Two new rules have been rolled out in an attempt to curb speculation in the private property market and stabilize prices.
- Lending institutions can lend only up to 80% of the value of the property
- Stamp duty of 3% will be levied on those who sell the property within a year of buying it
*Note: This post is now sticky! Check below for updates!
Singapore was ranked 23 out of 144 countries in the Global Peace Index (GPI). Achieving a score of 1.533 out of 5 (the lower the score, the more peaceful the country), this year’s showing is 6 places higher than in 2008. It is the second most peaceful country in Asia, preceded only by Japan. New Zealand, Denmark and Norway form the three most peaceful countries in the world. Conducted by the Economist Intelligence Unit, this is the third edition of the GPI – a study that ranks countries around the world according to their peacefulness and the drivers that create and sustain their peace.

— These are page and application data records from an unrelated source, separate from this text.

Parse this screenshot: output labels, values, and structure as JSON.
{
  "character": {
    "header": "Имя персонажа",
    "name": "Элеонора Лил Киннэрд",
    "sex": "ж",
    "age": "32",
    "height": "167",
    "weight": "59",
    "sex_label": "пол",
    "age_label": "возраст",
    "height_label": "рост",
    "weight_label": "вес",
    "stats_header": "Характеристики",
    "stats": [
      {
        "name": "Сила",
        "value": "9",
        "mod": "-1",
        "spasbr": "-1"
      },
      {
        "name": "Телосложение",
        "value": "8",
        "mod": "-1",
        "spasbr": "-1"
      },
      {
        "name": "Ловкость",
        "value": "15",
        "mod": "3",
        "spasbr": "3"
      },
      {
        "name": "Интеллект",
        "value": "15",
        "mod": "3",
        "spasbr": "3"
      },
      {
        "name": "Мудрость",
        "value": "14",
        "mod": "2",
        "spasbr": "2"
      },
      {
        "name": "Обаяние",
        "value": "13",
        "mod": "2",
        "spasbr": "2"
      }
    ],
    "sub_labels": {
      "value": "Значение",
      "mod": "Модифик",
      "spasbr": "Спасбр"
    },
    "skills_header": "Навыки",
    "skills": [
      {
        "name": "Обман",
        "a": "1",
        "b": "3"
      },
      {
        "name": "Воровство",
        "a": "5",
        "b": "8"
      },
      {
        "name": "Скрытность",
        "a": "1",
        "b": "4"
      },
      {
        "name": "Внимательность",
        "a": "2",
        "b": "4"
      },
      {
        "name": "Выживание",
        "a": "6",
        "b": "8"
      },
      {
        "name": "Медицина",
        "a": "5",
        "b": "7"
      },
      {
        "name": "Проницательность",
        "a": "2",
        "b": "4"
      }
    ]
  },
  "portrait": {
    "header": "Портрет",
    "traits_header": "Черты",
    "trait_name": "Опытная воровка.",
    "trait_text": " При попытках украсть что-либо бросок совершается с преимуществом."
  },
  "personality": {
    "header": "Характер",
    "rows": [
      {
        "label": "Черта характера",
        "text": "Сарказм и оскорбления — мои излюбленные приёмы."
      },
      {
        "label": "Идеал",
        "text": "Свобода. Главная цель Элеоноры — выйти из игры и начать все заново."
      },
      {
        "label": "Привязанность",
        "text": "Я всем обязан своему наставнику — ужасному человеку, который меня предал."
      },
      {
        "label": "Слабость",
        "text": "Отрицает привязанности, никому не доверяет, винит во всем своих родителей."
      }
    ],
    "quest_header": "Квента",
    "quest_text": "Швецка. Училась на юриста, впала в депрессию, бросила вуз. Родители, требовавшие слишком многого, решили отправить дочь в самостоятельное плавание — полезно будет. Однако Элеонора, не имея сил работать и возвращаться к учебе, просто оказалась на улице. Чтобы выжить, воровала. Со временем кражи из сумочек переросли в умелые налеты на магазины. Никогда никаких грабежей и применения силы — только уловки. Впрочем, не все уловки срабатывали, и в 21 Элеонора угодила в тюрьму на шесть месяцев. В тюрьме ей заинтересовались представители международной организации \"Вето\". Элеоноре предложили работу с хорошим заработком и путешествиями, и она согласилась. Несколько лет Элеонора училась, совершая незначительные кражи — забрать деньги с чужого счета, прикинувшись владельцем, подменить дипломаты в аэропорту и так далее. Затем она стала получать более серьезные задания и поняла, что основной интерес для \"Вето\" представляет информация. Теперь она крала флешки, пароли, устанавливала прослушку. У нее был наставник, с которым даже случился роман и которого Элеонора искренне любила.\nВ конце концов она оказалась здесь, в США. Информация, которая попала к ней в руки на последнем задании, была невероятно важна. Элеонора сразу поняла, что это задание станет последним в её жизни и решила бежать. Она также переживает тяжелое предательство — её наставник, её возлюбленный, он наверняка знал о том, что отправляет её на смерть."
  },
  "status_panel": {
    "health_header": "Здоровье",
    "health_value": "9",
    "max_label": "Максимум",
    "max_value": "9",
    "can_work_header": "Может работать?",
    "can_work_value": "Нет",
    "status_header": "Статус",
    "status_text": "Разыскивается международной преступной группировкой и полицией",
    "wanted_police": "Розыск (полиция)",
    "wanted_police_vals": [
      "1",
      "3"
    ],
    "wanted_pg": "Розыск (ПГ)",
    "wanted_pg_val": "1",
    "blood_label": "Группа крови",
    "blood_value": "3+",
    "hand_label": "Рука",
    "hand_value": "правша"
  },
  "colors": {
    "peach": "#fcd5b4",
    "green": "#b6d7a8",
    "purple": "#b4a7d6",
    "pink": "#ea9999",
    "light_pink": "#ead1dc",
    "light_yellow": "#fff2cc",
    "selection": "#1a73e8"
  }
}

I realized soon after writing a post about how much you can expect to pay for your initial HDB rental payments and the new HDB registration law, I should actually go into the rental procedure itself. Well, it looks like I finally got round to it! It’s not a complicated procedure, and I’m sure you’ll be able to wrap your arms around it in no time.
Let’s start with the things you’ll have to bring along:
- Photocopied passport
- Photocopied employment pass
- Good faith deposit of one month rental
The Straits Times reported yesterday that the median Cash-over-valuation (COV) for HDB flats hit a new high in the fourth quarter of 2009. COVs are cash premiums that a buyer has to pay over the bank’s valuation of the flat. Why do we have to pay a COV, you might ask.
#70 in Quality of Life Index
International Living magazine ranked Singapore 70 out of 194 countries in its Quality of Life Index. The index used nine categories to for its rankings, and here are Singapore’s scores:
Good Class Bungalows (GCBs) are the crème de la crème of Singapore real estate. Typically among the most expensive homes, they provide their owners with the semblance of a sanctuary in land-scarce Singapore. Their popularity can be attributed to the government’s efforts to keep them as exclusive as possible through the use of stringent regulation and controls. The following should come to mind the next time you hear the term ‘GCB’: